(DATA EXTRACTS Opens)

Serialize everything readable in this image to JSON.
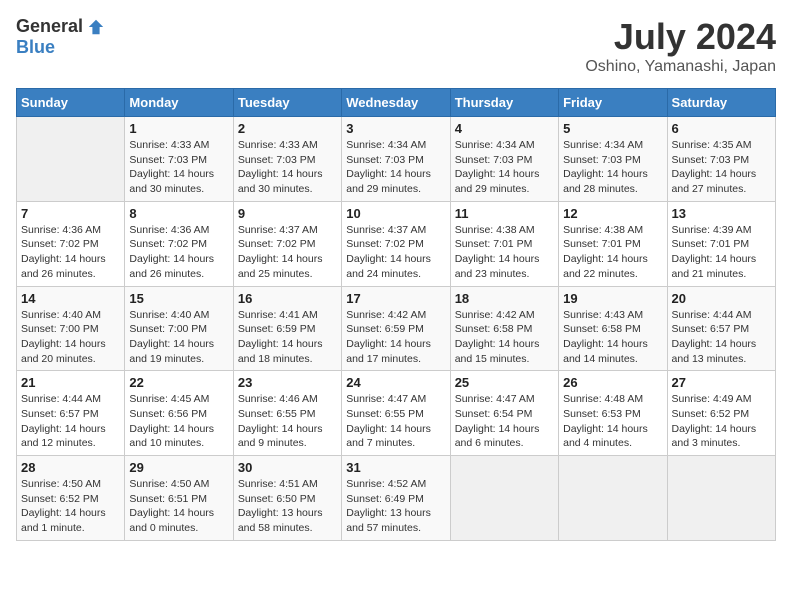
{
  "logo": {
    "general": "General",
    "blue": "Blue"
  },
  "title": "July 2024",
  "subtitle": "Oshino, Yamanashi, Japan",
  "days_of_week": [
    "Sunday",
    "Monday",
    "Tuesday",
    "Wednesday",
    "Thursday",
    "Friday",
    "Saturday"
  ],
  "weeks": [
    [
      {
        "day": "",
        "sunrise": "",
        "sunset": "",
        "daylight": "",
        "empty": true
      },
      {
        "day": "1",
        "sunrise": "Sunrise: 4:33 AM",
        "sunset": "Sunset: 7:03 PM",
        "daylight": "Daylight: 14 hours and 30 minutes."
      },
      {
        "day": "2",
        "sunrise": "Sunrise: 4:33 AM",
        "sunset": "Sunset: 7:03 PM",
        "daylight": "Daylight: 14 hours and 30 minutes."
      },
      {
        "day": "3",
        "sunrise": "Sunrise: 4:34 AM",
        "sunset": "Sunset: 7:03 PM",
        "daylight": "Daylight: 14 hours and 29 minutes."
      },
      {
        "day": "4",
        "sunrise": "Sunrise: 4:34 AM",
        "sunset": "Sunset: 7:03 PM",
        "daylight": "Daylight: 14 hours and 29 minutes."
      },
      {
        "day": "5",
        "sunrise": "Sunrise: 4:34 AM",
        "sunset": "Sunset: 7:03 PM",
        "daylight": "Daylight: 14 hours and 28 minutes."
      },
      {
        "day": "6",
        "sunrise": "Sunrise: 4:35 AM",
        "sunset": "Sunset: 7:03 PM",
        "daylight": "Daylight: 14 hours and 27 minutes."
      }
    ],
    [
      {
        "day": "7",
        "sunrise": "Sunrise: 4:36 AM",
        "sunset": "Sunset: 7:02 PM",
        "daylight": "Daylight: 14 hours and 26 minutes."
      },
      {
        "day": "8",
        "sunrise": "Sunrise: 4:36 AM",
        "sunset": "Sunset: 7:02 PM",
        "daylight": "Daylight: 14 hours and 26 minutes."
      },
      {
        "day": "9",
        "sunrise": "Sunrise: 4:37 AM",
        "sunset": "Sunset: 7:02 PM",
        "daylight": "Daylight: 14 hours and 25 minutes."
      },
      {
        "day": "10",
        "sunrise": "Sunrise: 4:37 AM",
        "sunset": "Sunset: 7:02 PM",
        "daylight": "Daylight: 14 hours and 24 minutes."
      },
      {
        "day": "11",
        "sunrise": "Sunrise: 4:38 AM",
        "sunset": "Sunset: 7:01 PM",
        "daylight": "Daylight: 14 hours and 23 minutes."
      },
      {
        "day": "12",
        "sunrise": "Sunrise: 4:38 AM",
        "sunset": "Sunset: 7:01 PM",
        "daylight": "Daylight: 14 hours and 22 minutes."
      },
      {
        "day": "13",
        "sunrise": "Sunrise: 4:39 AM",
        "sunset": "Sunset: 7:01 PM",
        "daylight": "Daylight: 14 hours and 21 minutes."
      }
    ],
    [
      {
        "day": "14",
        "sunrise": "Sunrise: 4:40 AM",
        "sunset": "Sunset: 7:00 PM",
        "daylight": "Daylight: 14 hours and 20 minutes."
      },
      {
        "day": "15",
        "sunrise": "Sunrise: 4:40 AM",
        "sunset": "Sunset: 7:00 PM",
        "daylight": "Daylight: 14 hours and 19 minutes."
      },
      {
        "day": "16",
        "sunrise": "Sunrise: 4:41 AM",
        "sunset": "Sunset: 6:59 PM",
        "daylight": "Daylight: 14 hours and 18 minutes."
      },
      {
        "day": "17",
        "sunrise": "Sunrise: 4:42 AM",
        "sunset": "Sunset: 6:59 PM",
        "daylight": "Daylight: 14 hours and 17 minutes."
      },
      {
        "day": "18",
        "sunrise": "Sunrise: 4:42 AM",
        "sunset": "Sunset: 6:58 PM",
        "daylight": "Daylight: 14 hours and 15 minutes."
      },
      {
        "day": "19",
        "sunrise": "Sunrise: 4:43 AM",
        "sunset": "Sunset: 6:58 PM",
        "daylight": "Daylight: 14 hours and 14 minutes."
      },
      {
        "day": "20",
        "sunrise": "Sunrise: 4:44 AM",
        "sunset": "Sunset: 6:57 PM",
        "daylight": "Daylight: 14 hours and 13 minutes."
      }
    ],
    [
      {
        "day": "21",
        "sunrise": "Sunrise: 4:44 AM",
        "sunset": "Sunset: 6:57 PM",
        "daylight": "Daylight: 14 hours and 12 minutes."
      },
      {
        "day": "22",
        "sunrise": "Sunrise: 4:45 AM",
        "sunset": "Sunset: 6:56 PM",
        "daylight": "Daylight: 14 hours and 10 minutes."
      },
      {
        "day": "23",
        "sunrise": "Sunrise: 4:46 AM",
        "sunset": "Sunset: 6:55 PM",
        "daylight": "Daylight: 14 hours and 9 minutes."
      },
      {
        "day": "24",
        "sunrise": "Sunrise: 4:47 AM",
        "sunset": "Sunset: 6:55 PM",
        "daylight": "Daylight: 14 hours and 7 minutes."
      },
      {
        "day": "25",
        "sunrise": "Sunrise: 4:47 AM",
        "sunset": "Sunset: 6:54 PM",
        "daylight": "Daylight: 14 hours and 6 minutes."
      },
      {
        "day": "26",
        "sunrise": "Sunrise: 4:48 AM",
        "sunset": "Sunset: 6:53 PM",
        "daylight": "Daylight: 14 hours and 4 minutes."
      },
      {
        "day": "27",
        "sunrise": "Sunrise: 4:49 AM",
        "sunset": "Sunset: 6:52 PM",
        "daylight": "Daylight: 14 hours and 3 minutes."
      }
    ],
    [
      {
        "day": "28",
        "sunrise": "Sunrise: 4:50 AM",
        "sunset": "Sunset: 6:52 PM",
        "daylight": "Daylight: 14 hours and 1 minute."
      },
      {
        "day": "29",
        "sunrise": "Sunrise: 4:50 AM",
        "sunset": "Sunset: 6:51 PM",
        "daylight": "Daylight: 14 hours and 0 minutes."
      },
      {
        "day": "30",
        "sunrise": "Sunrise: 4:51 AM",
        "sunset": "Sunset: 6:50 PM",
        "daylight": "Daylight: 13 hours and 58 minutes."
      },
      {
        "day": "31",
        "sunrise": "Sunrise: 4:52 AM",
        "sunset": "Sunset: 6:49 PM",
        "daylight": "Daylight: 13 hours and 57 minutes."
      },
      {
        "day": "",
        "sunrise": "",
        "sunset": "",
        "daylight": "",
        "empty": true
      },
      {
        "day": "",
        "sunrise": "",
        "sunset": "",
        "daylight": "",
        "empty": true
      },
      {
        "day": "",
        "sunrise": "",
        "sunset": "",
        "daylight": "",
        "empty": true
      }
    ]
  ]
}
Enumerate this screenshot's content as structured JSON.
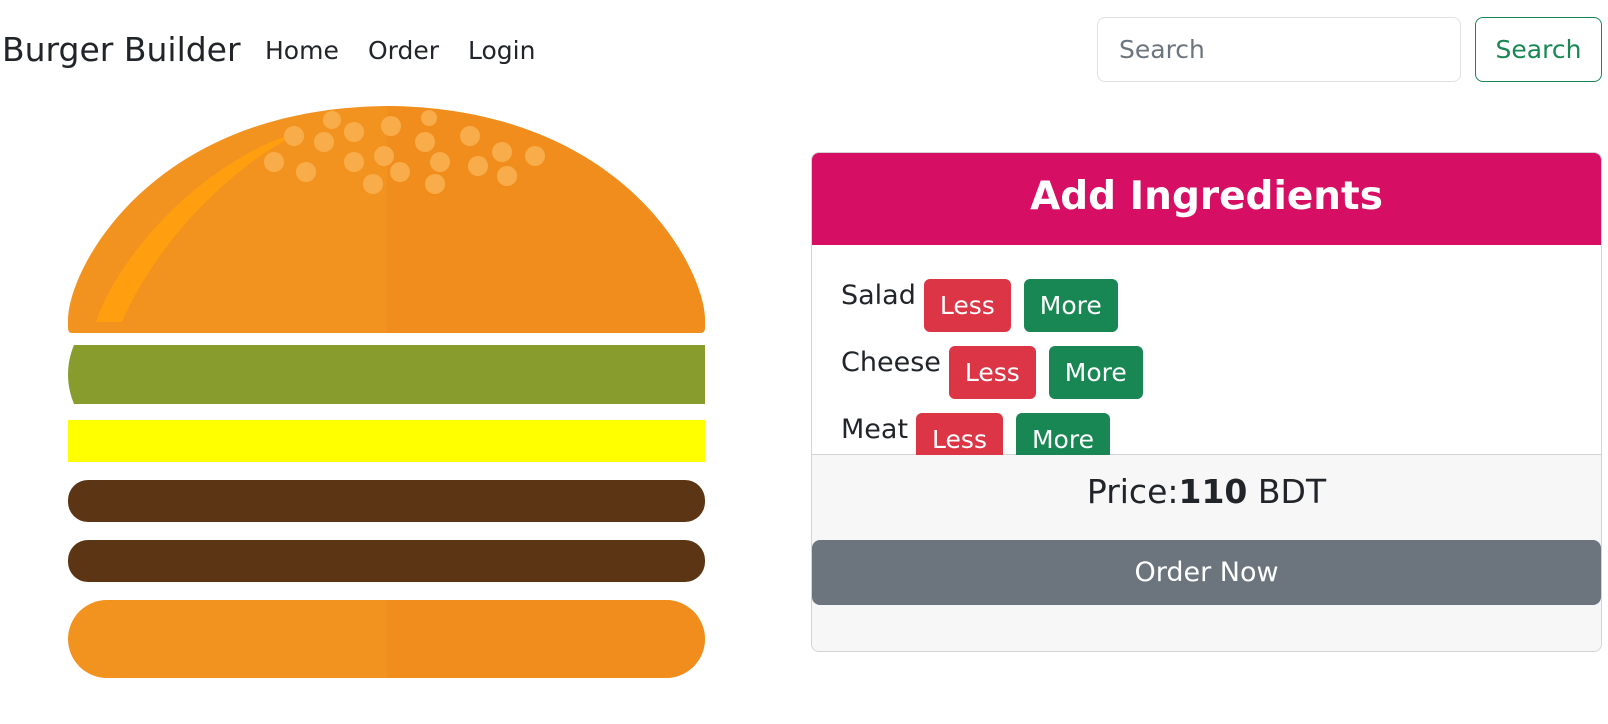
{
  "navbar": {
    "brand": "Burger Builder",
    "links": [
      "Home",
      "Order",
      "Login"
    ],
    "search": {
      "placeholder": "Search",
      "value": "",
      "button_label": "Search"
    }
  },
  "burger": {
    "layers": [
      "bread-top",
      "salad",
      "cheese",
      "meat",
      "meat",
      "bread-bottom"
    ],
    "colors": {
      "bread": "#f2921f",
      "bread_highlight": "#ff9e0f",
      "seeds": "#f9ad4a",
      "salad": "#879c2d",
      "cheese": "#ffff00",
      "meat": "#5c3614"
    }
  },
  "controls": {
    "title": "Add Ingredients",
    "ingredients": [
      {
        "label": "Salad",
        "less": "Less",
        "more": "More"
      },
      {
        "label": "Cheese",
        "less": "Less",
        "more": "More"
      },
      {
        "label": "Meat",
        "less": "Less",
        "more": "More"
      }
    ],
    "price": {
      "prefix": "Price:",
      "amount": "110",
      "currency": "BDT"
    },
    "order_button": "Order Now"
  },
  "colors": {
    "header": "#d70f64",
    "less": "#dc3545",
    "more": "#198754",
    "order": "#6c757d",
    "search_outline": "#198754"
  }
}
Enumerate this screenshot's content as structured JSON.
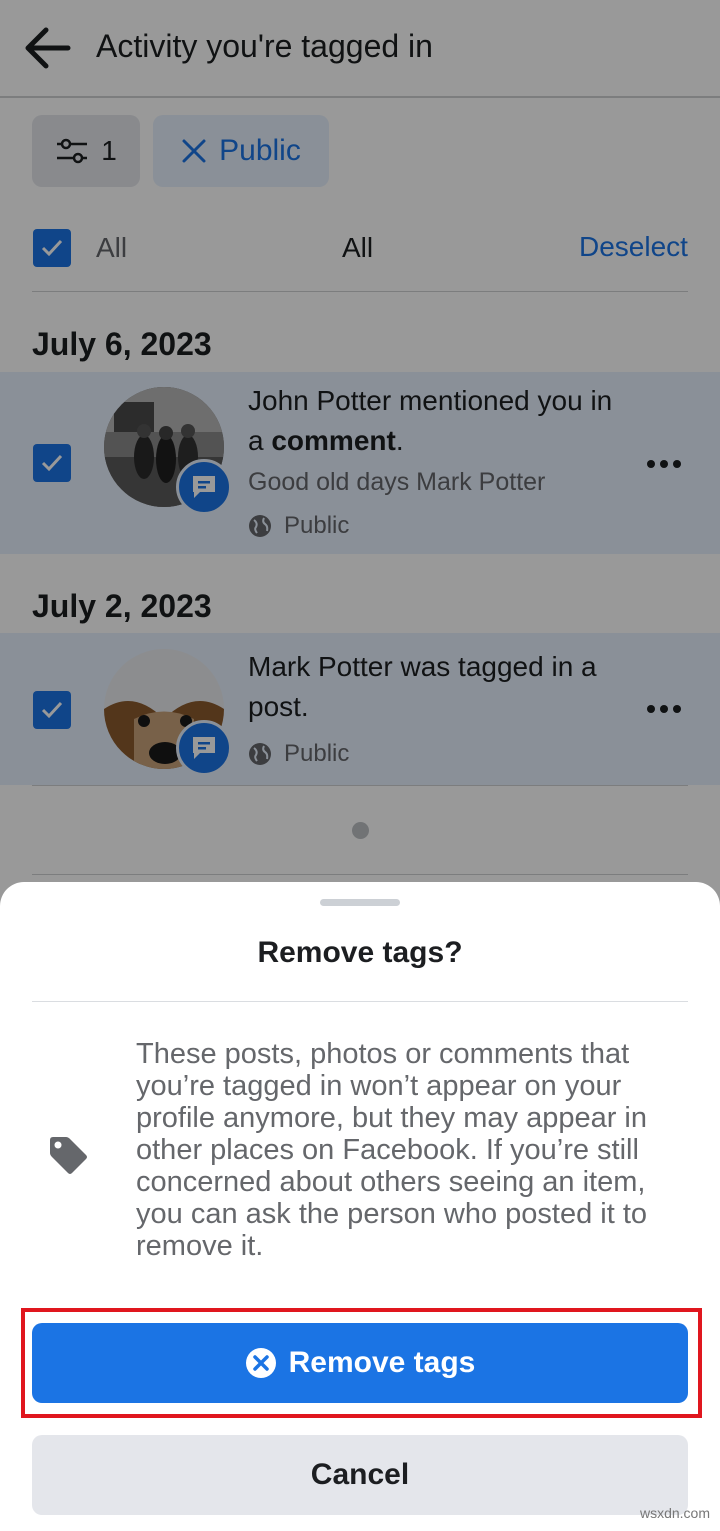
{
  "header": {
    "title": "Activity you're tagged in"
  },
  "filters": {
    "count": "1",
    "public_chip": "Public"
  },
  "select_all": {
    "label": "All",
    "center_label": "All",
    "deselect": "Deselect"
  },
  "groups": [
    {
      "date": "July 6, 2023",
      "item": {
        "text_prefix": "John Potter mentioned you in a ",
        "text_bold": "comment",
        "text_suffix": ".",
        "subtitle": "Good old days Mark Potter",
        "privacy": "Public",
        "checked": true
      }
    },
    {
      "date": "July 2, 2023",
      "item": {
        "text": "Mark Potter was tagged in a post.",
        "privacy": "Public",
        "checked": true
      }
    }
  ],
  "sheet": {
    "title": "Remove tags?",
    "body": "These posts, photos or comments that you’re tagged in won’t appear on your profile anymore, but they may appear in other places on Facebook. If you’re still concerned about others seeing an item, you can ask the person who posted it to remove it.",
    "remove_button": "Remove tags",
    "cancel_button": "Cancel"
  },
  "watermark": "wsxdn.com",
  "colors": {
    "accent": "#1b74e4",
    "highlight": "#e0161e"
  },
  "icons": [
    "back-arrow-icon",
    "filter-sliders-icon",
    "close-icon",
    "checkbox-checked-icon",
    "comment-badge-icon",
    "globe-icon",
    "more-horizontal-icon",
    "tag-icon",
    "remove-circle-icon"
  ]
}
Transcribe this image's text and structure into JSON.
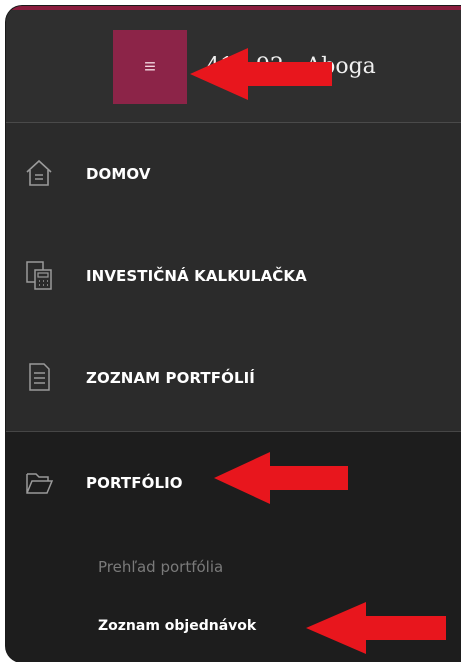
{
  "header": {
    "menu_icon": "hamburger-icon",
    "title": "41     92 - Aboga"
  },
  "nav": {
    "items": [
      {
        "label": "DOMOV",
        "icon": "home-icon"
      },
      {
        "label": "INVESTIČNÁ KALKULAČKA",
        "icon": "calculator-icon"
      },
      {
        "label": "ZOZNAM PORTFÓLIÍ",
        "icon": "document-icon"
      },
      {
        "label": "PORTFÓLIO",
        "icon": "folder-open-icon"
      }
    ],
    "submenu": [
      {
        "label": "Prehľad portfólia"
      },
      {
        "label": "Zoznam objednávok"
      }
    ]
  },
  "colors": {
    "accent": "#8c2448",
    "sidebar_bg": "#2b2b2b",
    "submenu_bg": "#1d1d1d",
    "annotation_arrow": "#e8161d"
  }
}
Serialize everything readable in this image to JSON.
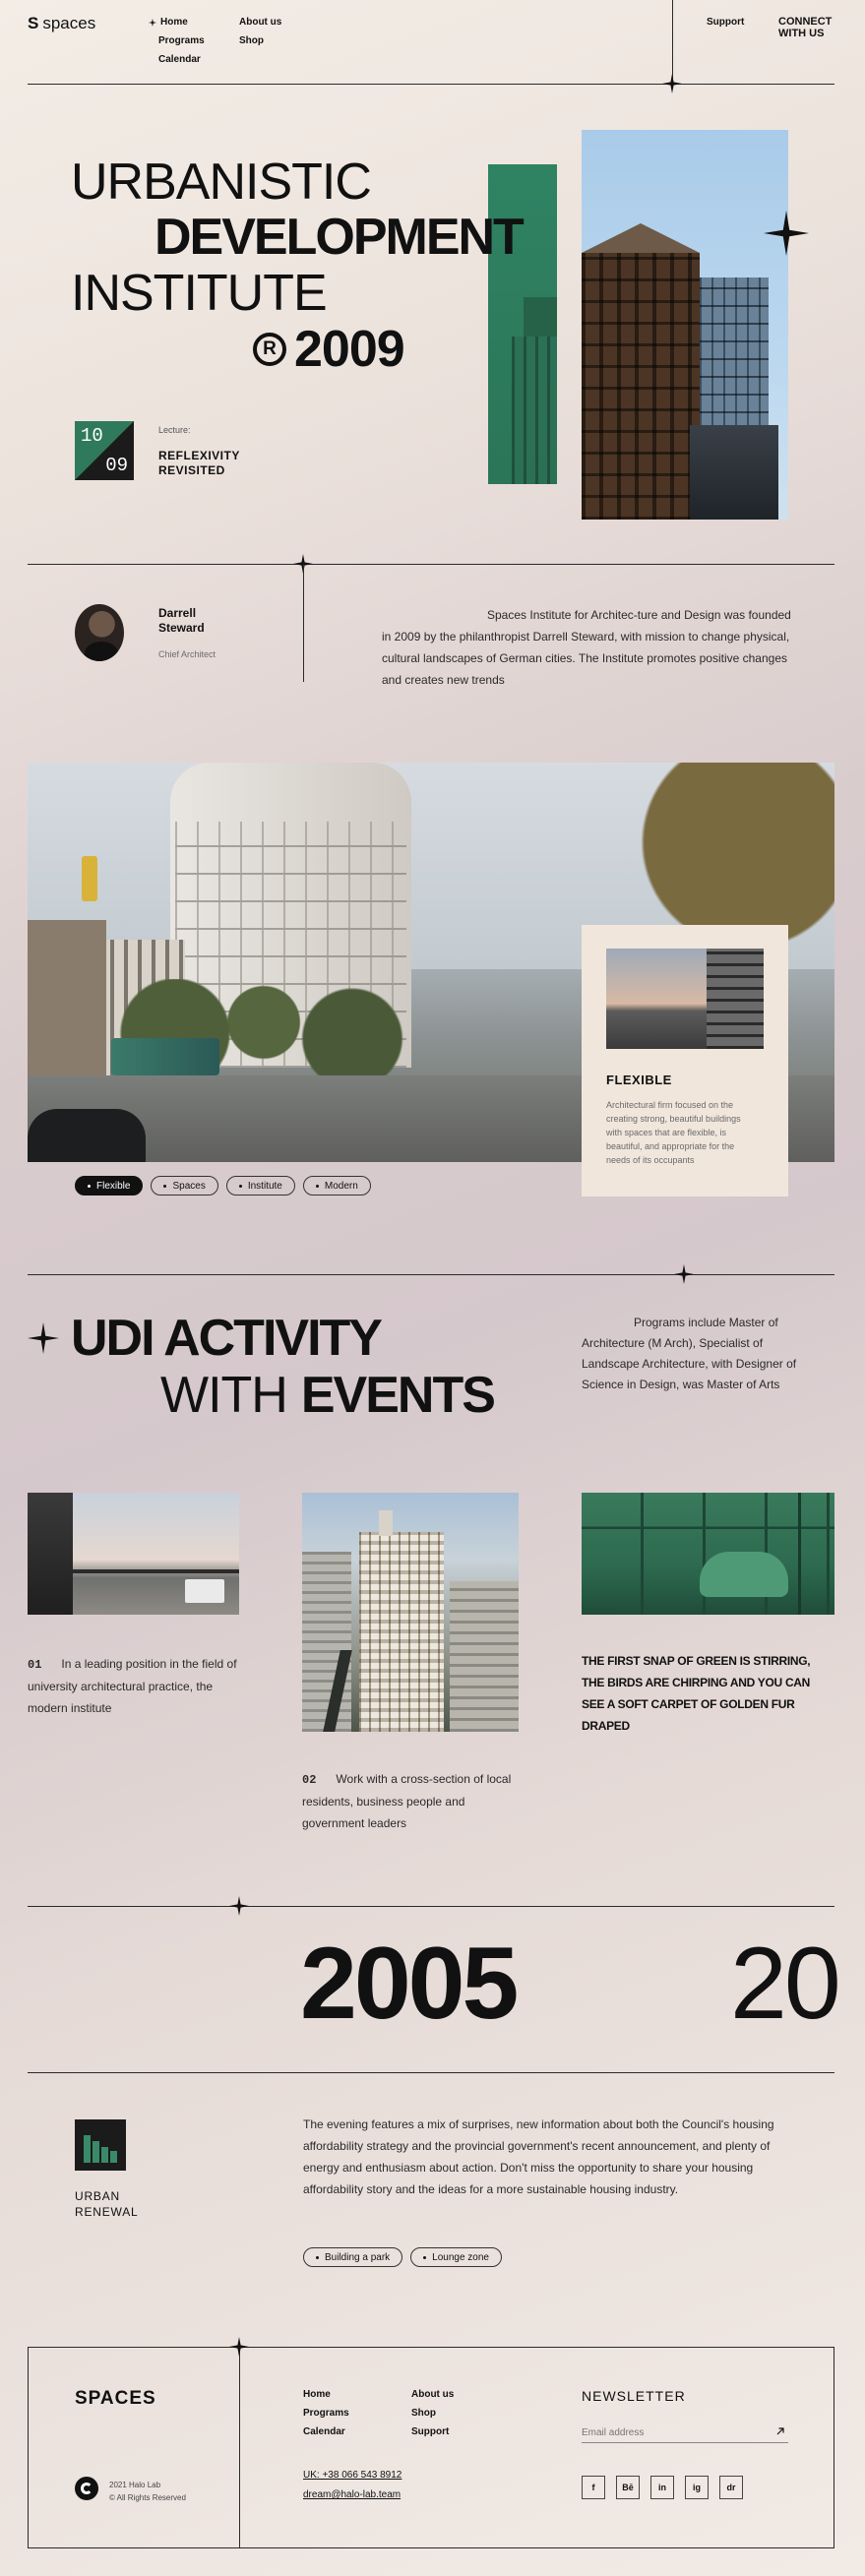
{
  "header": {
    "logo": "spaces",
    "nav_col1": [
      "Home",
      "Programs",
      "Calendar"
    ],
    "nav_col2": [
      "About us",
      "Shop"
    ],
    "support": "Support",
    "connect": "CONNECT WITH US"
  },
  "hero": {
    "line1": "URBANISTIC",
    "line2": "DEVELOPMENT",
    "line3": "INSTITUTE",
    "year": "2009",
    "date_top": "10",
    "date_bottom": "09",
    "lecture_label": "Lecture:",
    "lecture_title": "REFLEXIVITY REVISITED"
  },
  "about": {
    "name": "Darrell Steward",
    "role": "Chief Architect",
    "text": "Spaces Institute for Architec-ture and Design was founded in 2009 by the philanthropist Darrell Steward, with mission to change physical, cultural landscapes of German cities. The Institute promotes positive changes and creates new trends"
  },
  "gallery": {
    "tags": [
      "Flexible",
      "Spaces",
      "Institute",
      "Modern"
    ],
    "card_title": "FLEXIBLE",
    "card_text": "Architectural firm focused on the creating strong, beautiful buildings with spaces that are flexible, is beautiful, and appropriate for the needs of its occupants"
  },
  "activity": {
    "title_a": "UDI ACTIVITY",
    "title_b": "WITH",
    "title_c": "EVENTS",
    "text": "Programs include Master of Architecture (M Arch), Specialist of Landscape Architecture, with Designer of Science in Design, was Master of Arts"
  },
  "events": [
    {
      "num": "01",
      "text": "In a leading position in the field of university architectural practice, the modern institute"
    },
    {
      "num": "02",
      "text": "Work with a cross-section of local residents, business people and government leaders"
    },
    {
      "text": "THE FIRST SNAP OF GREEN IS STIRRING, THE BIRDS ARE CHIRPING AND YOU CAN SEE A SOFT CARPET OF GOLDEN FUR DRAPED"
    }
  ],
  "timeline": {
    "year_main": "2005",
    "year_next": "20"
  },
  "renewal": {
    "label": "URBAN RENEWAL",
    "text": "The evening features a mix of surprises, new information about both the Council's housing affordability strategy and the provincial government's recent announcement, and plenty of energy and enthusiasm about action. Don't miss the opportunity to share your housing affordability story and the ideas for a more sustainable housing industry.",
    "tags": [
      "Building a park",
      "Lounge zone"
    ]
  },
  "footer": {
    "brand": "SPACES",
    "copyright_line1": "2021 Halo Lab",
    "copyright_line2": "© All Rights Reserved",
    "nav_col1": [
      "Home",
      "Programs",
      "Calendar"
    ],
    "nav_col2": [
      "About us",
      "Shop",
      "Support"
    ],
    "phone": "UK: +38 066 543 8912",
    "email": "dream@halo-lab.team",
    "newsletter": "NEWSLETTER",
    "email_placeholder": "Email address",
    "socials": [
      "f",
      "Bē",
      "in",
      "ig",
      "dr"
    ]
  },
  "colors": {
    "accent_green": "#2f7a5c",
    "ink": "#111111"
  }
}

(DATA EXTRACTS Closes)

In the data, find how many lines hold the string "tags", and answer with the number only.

§ ANSWER BELOW
4